__Task to complete__:
This task calls for copying each line below that contains "Demo".

#### Entries shown

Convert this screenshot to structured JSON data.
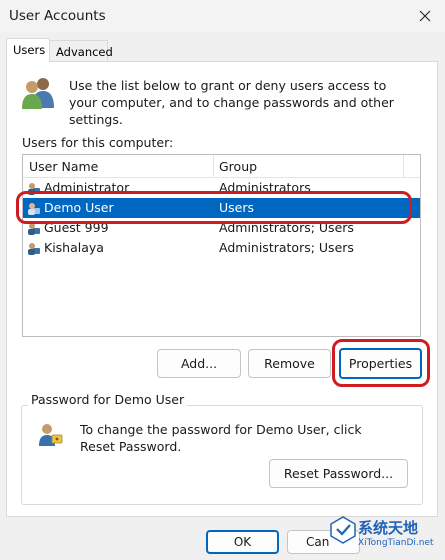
{
  "window": {
    "title": "User Accounts"
  },
  "icons": {
    "close": "close-icon",
    "users_info": "users-group-icon",
    "user_row": "user-icon",
    "password": "password-key-icon"
  },
  "tabs": [
    {
      "label": "Users",
      "active": true
    },
    {
      "label": "Advanced",
      "active": false
    }
  ],
  "users_tab": {
    "info_text": "Use the list below to grant or deny users access to your computer, and to change passwords and other settings.",
    "list_label": "Users for this computer:",
    "columns": [
      "User Name",
      "Group"
    ],
    "rows": [
      {
        "name": "Administrator",
        "group": "Administrators",
        "selected": false
      },
      {
        "name": "Demo User",
        "group": "Users",
        "selected": true
      },
      {
        "name": "Guest 999",
        "group": "Administrators; Users",
        "selected": false
      },
      {
        "name": "Kishalaya",
        "group": "Administrators; Users",
        "selected": false
      }
    ],
    "buttons": {
      "add": "Add...",
      "remove": "Remove",
      "properties": "Properties"
    },
    "password_group": {
      "title": "Password for Demo User",
      "text": "To change the password for Demo User, click Reset Password.",
      "reset_button": "Reset Password..."
    }
  },
  "footer": {
    "ok": "OK",
    "cancel": "Can"
  },
  "watermark": {
    "line1": "系统天地",
    "line2": "XiTongTianDi.net"
  },
  "colors": {
    "selection": "#0067c0",
    "highlight_ring": "#cf1c23"
  }
}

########

__Result for this exercise__:
        "name": "Demo User",
      "title": "Password for Demo User",
      "text": "To change the password for Demo User, click Reset Password.",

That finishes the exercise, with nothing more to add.